Oleg Tselkov

From Wikipedia, the free encyclopedia
Jump to: navigation, search
Oleg Tselkov
Born Целков, Олег Николаевич
July 15, 1934 (1934-07-15)
Moscow Region, Soviet Union
Nationality Russian
Education Belarus Theatrical institute,[1] Minsk;
Imperial Academy of Arts, Leningrad;
Leningrad Theater institute
Known for painting, graphics, sculpture
Movement expressionism
Sots Art

Oleg Nikolayevich Tselkov (Russian: Оле́г Никола́евич Целко́в; born 15 July 1934) is a Russian nonconformist artist, celebrated for his images of faces painted in bright color, depicting inner psychological patterns of violence in contemporary culture.

Biography[edit]

In 1956 he had his first apartment exhibition in the Vladimir Slepyan (1930–1998) houseroom. In 1958 he graduated from the Saint Petersburg State Theatre Arts Academy, where he studied under experimental scenic designer and theatre director Nikolay Akimov.

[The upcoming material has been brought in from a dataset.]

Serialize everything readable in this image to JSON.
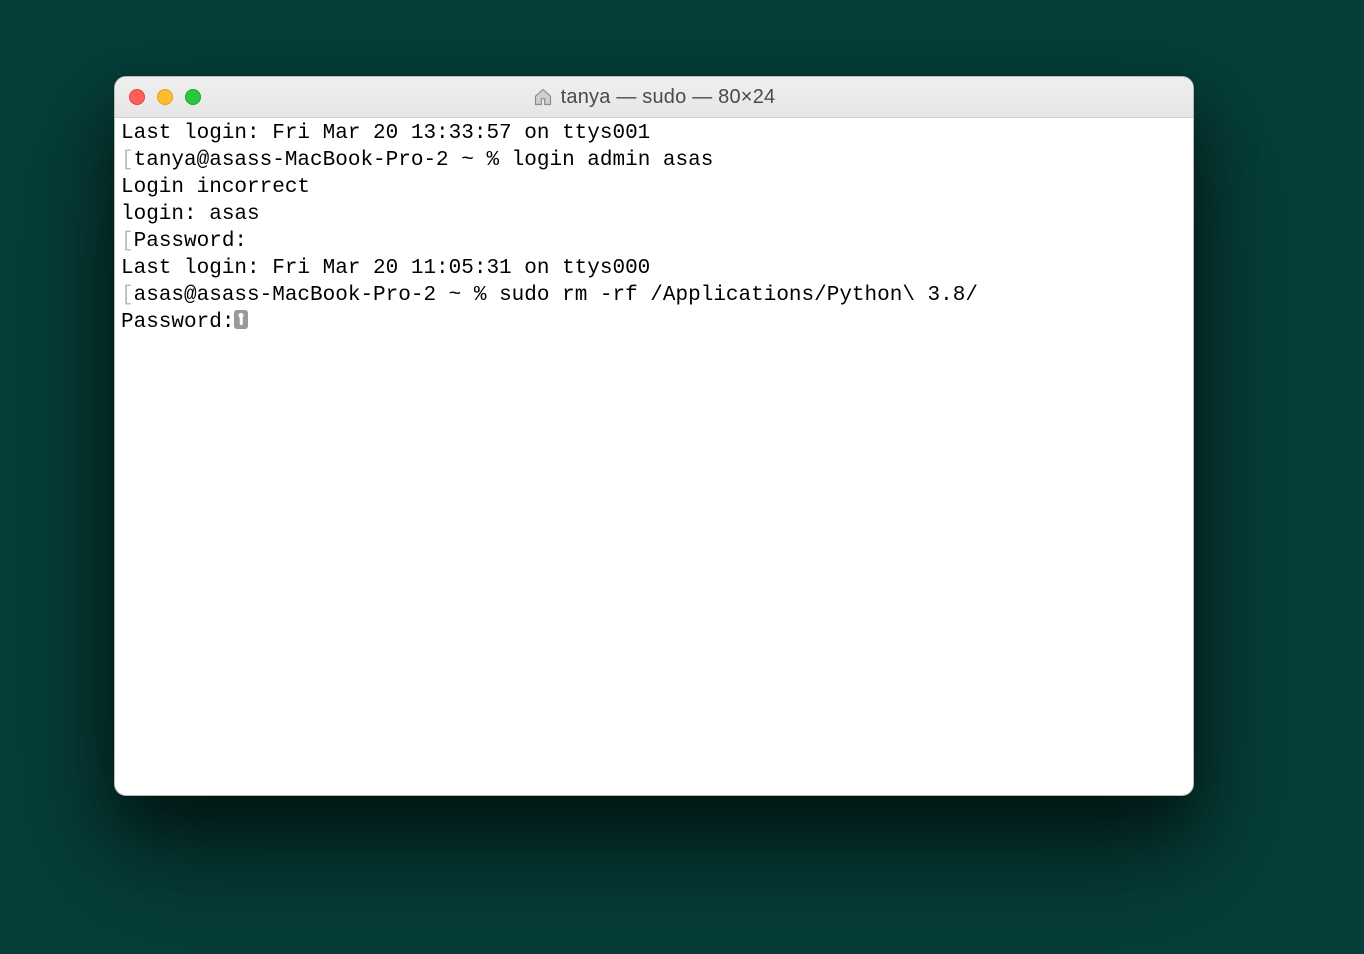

In the 1960s and 1970s, the Tselkov studio in Moscow visited over the years such celebrities as, Arthur Miller, David Alfaro Siqueiros, Renato Guttuso, Lilya Brik, Anna Akhmatova, Joseph Brodsky, Yevgeny Yevtushenko (close friend of Tselkov), Louis Aragon, and Pablo Neruda.

The first Tselkov solo exhibition was opened in Kurchatov Institute in January 1966,[2] but after two days the KGB broke the show as ideologically unacceptable. In 1977 Tselkov moved to Paris. Some time later, he bought a farm in France, in the region of Champagne, 300 km from Paris. There he equipped a two-floor studio where he lives and works.[3]

Bibliography[edit]

  • Sapguir, Kira (2010). Squaring the circle : Vladimir Yankilevsky, Oscar Rabin, Oleg Tselkov, Dmitry Krasnopevtsev : Aktis gallery, London (in English and Russian). Paris: Somogy Art Publishers. p. 94 : ill. ISBN 9782757204375. 
  • Rzhevsky, Nicholas (2012) [1998]. The Cambridge Companion to Modern Russian Culture (2nd ed.). New York: Cambridge University Press. p. 436; 17 b/w il.,1 table. ISBN 9780521175586. 
  • Baigell, Matthew (1995). Soviet Dissident Artists: Interviews after Perestroika. New Brunswick, N.J.: Rutgers University Press. pp. 162–170. 
  • Aleksandr Kamensky / Каменский, Александр Абрамович (1992). Олег Целков / Oleg Tselkov (in Russian, French, and English). Paris—Moscow—New York: The Third Wave, Ostankino. p. 199, ил. 
  • Другое искусство: Москва 1956—1976. В двух томах (in Russian). 1, 2. Moscow: Художественная галерея «Московская коллекция», СП «Интербук». 1991. pp. 19, 23, 24, 36, 38, 55, 83, 126, 129, 138, 173, 181, 182, 194, 223, 225, 228, 234, 242, 247, 249, 251, 253, 256, 259, 320, 329 (I); 9, 181–183 (II). 
  • Art of Russia and the West, Nº 1. New York — Torino, Italy: Apollon Foundation. 1989. pp. 116, 72 color.  pp. 50–59
  • The Exhibition of three : Mikhail Shemi︠a︡kin, Oleg Tselkov, Ėrnst Neizvestnyĭ. «Nakhamkin Fine Arts» Gallery,. 1979. pp. 88, 3 color il. 
  • Bosquet, Alain (1988). Oleg Tselkov (in Italian) (1st ed.). Milano: Fabbri. p. 299 : ill. en coul. 

References[edit]

  1. ^ Art faculty in the Theatrical Institute was established in 1953.
  2. ^ «Другое искусство: Москва 1956—1976», Московская коллекция — СП «Интербук», 1991. Т.I, с.138
  3. ^ VIDEO (3 min.), detail of film «Oleg Tselkov à la Galerie Le Minoutaure», on Russian.

External links[edit]

  1. ^ Oleg Tselkov paintings were sold at Sotheby's for variable prices, since 6,600 GBP till 181,250 GBP depending on size and year of creation.